The United States is a founding member of the United Nations, World Bank, International Monetary Fund, Organization of American States, other international organizations. The United States is a developed country, with the world's largest economy by nominal GDP and second-largest economy by PPP, accounting for a quarter of global GDP; the U. S. economy is post-industrial, characterized by the dominance of services and knowledge-based activities, although the manufacturing sector remains the second-largest in the world. The United States is the world's largest importer and the second largest exporter of goods, by value. Although its population is only 4.3% of the world total, the U. S. holds 31% of the total wealth in the world, the largest share of global wealth concentrated in a single country. Despite wide income and wealth disparities, the United States continues to rank high in measures of socioeconomic performance, including average wage, human development, per capita GDP, worker productivity.
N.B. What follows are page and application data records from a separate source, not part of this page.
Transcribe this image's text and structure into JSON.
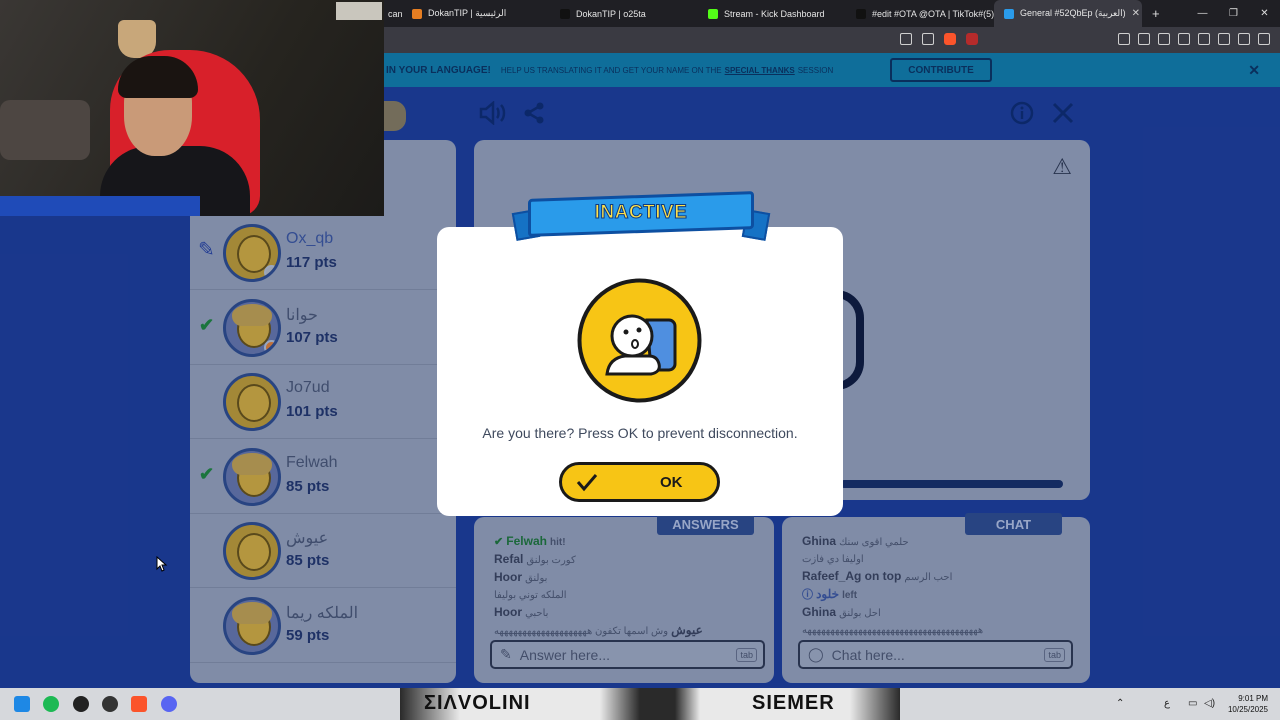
{
  "browser": {
    "tabs": [
      {
        "label": "can",
        "color": "#f39c12"
      },
      {
        "label": "DokanTIP | الرئيسية",
        "color": "#e67e22"
      },
      {
        "label": "DokanTIP | o25ta",
        "color": "#111111"
      },
      {
        "label": "Stream - Kick Dashboard",
        "color": "#53fc18"
      },
      {
        "label": "#edit #OTA @OTA | TikTok#(5)",
        "color": "#111111"
      },
      {
        "label": "General #52QbEp (العربية)",
        "color": "#2a9bea",
        "active": true
      }
    ],
    "new_tab": "+",
    "window_controls": [
      "—",
      "❐",
      "✕"
    ]
  },
  "banner": {
    "headline": "IN YOUR LANGUAGE!",
    "text": "HELP US TRANSLATING IT AND GET YOUR NAME ON THE",
    "link": "SPECIAL THANKS",
    "tail": "SESSION",
    "button": "CONTRIBUTE",
    "close": "✕"
  },
  "players": [
    {
      "name": "Ox_qb",
      "points": "117 pts",
      "status": "drawing",
      "avatar": "boy"
    },
    {
      "name": "حوانا",
      "points": "107 pts",
      "status": "guessed",
      "avatar": "girl"
    },
    {
      "name": "Jo7ud",
      "points": "101 pts",
      "status": "",
      "avatar": "boy"
    },
    {
      "name": "Felwah",
      "points": "85 pts",
      "status": "guessed",
      "avatar": "girl"
    },
    {
      "name": "عيوش",
      "points": "85 pts",
      "status": "",
      "avatar": "boy"
    },
    {
      "name": "الملكه ريما",
      "points": "59 pts",
      "status": "",
      "avatar": "girl"
    }
  ],
  "answers": {
    "tab": "ANSWERS",
    "messages": [
      {
        "user": "Felwah",
        "text": "hit!",
        "type": "hit"
      },
      {
        "user": "Refal",
        "text": "كورت بولنق"
      },
      {
        "user": "Hoor",
        "text": "بولنق"
      },
      {
        "user": "",
        "text": "الملكه توني بوليفا"
      },
      {
        "user": "Hoor",
        "text": "باحبي"
      },
      {
        "user": "عيوش",
        "text": "وش اسمها تكفون ههههههههههههههههههههه"
      }
    ],
    "placeholder": "Answer here...",
    "key_hint": "tab"
  },
  "chat": {
    "tab": "CHAT",
    "messages": [
      {
        "user": "Ghina",
        "text": "حلمي اقوى سنك"
      },
      {
        "user": "",
        "text": "اوليفا دي فازت"
      },
      {
        "user": "Rafeef_Ag on top",
        "text": "احب الرسم"
      },
      {
        "user": "خلود",
        "text": "left",
        "type": "info"
      },
      {
        "user": "Ghina",
        "text": "احل بولنق"
      },
      {
        "user": "",
        "text": "ههههههههههههههههههههههههههههههههههههههه"
      }
    ],
    "placeholder": "Chat here...",
    "key_hint": "tab"
  },
  "modal": {
    "title": "INACTIVE",
    "message": "Are you there? Press OK to prevent disconnection.",
    "ok_label": "OK"
  },
  "taskbar": {
    "time": "9:01 PM",
    "date": "10/25/2025",
    "lang": "ع",
    "shirt_left": "ΣΙΛVOLINI",
    "shirt_right": "SIEMER"
  },
  "colors": {
    "page_bg": "#1d3f9e",
    "panel": "#9aa7bf",
    "accent_yellow": "#f7c515",
    "ribbon_blue": "#2a9bea"
  }
}
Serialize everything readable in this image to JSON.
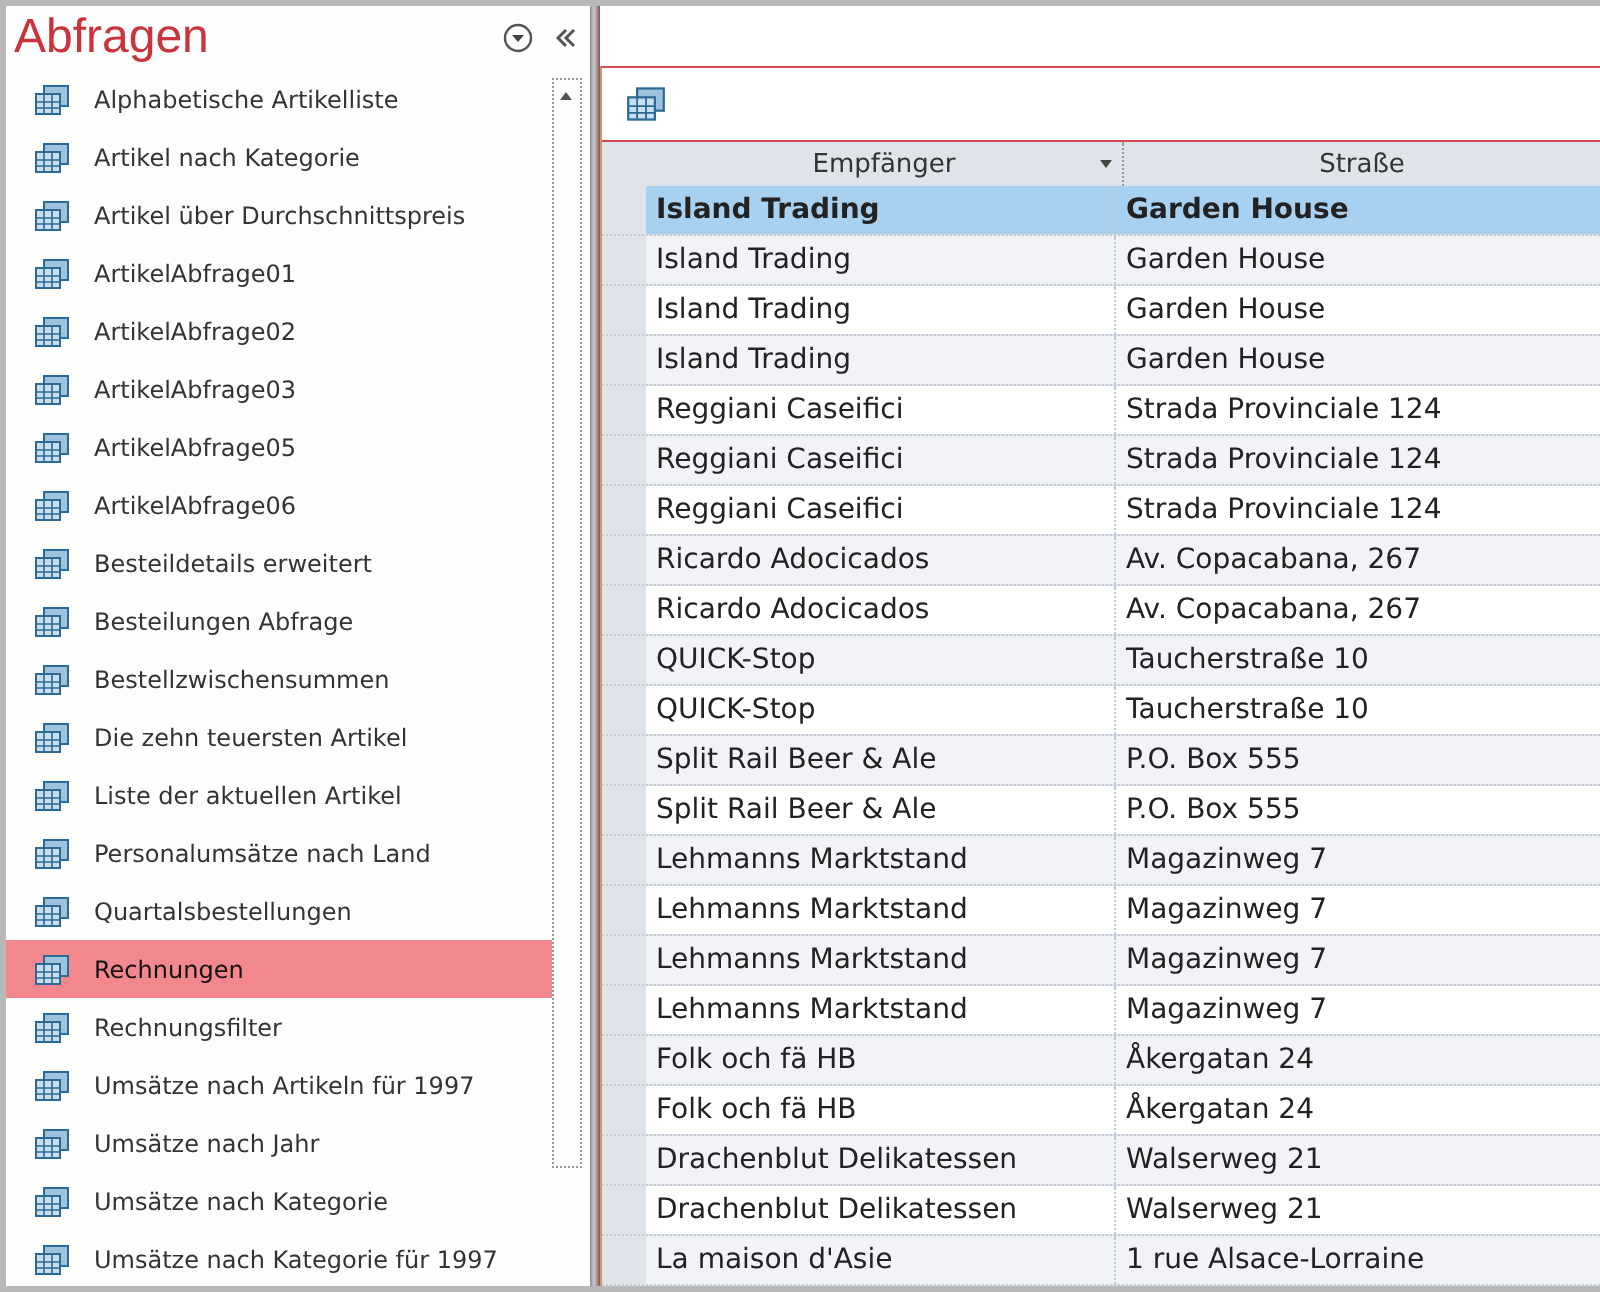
{
  "nav": {
    "title": "Abfragen",
    "items": [
      {
        "label": "Alphabetische Artikelliste",
        "selected": false
      },
      {
        "label": "Artikel nach Kategorie",
        "selected": false
      },
      {
        "label": "Artikel über Durchschnittspreis",
        "selected": false
      },
      {
        "label": "ArtikelAbfrage01",
        "selected": false
      },
      {
        "label": "ArtikelAbfrage02",
        "selected": false
      },
      {
        "label": "ArtikelAbfrage03",
        "selected": false
      },
      {
        "label": "ArtikelAbfrage05",
        "selected": false
      },
      {
        "label": "ArtikelAbfrage06",
        "selected": false
      },
      {
        "label": "Besteildetails erweitert",
        "selected": false
      },
      {
        "label": "Besteilungen Abfrage",
        "selected": false
      },
      {
        "label": "Bestellzwischensummen",
        "selected": false
      },
      {
        "label": "Die zehn teuersten Artikel",
        "selected": false
      },
      {
        "label": "Liste der aktuellen Artikel",
        "selected": false
      },
      {
        "label": "Personalumsätze nach Land",
        "selected": false
      },
      {
        "label": "Quartalsbestellungen",
        "selected": false
      },
      {
        "label": "Rechnungen",
        "selected": true
      },
      {
        "label": "Rechnungsfilter",
        "selected": false
      },
      {
        "label": "Umsätze nach Artikeln für 1997",
        "selected": false
      },
      {
        "label": "Umsätze nach Jahr",
        "selected": false
      },
      {
        "label": "Umsätze nach Kategorie",
        "selected": false
      },
      {
        "label": "Umsätze nach Kategorie für 1997",
        "selected": false
      }
    ]
  },
  "table": {
    "columns": [
      "Empfänger",
      "Straße"
    ],
    "rows": [
      {
        "cells": [
          "Island Trading",
          "Garden House"
        ],
        "selected": true
      },
      {
        "cells": [
          "Island Trading",
          "Garden House"
        ],
        "selected": false
      },
      {
        "cells": [
          "Island Trading",
          "Garden House"
        ],
        "selected": false
      },
      {
        "cells": [
          "Island Trading",
          "Garden House"
        ],
        "selected": false
      },
      {
        "cells": [
          "Reggiani Caseifici",
          "Strada Provinciale 124"
        ],
        "selected": false
      },
      {
        "cells": [
          "Reggiani Caseifici",
          "Strada Provinciale 124"
        ],
        "selected": false
      },
      {
        "cells": [
          "Reggiani Caseifici",
          "Strada Provinciale 124"
        ],
        "selected": false
      },
      {
        "cells": [
          "Ricardo Adocicados",
          "Av. Copacabana, 267"
        ],
        "selected": false
      },
      {
        "cells": [
          "Ricardo Adocicados",
          "Av. Copacabana, 267"
        ],
        "selected": false
      },
      {
        "cells": [
          "QUICK-Stop",
          "Taucherstraße 10"
        ],
        "selected": false
      },
      {
        "cells": [
          "QUICK-Stop",
          "Taucherstraße 10"
        ],
        "selected": false
      },
      {
        "cells": [
          "Split Rail Beer & Ale",
          "P.O. Box 555"
        ],
        "selected": false
      },
      {
        "cells": [
          "Split Rail Beer & Ale",
          "P.O. Box 555"
        ],
        "selected": false
      },
      {
        "cells": [
          "Lehmanns Marktstand",
          "Magazinweg 7"
        ],
        "selected": false
      },
      {
        "cells": [
          "Lehmanns Marktstand",
          "Magazinweg 7"
        ],
        "selected": false
      },
      {
        "cells": [
          "Lehmanns Marktstand",
          "Magazinweg 7"
        ],
        "selected": false
      },
      {
        "cells": [
          "Lehmanns Marktstand",
          "Magazinweg 7"
        ],
        "selected": false
      },
      {
        "cells": [
          "Folk och fä HB",
          "Åkergatan 24"
        ],
        "selected": false
      },
      {
        "cells": [
          "Folk och fä HB",
          "Åkergatan 24"
        ],
        "selected": false
      },
      {
        "cells": [
          "Drachenblut Delikatessen",
          "Walserweg 21"
        ],
        "selected": false
      },
      {
        "cells": [
          "Drachenblut Delikatessen",
          "Walserweg 21"
        ],
        "selected": false
      },
      {
        "cells": [
          "La maison d'Asie",
          "1 rue Alsace-Lorraine"
        ],
        "selected": false
      }
    ]
  }
}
The United States is the foremost military power in the world, making up a third of global military spending, is a leading political and scientific force internationally. In 1507, the German cartographer Martin Waldseemüller produced a world map on which he named the lands of the Western Hemisphere America in honor of the Italian explorer and cartographer Amerigo Vespucci; the first documentary evidence of the phrase "United States of America" is from a letter dated January 2, 1776, written by Stephen Moylan, Esq. to George Washington's aide-de-camp and Muster-Master General of the Continental Army, Lt. Col. Joseph Reed. Moylan expressed his wish to go "with full and ample powers from the United States of America to Spain" to seek assistance in the revolutionary war effort; the first known publication of the phrase "United States of America" was in an anonymous essay in The Virginia Gazette newspaper in Williamsburg, Virginia, on April 6, 1776. The second draft of the Articles of Confederation, prepared by John Dickinson and completed by June 17, 1776, at the latest, declared "The name of this Confederation shall be the'United States of America'".
The final version of the Articles sent to the states for ratification in late 1777 contains the sentence "The Stile of this Confederacy shall be'The United States of America'". In June 1776, Thomas Jefferson wrote the phrase "UNITED STATES OF AMERICA" in all capitalized letters in the headline of his "original Rough draught" of the Declaration of Independence; this draft of the document did not surface unti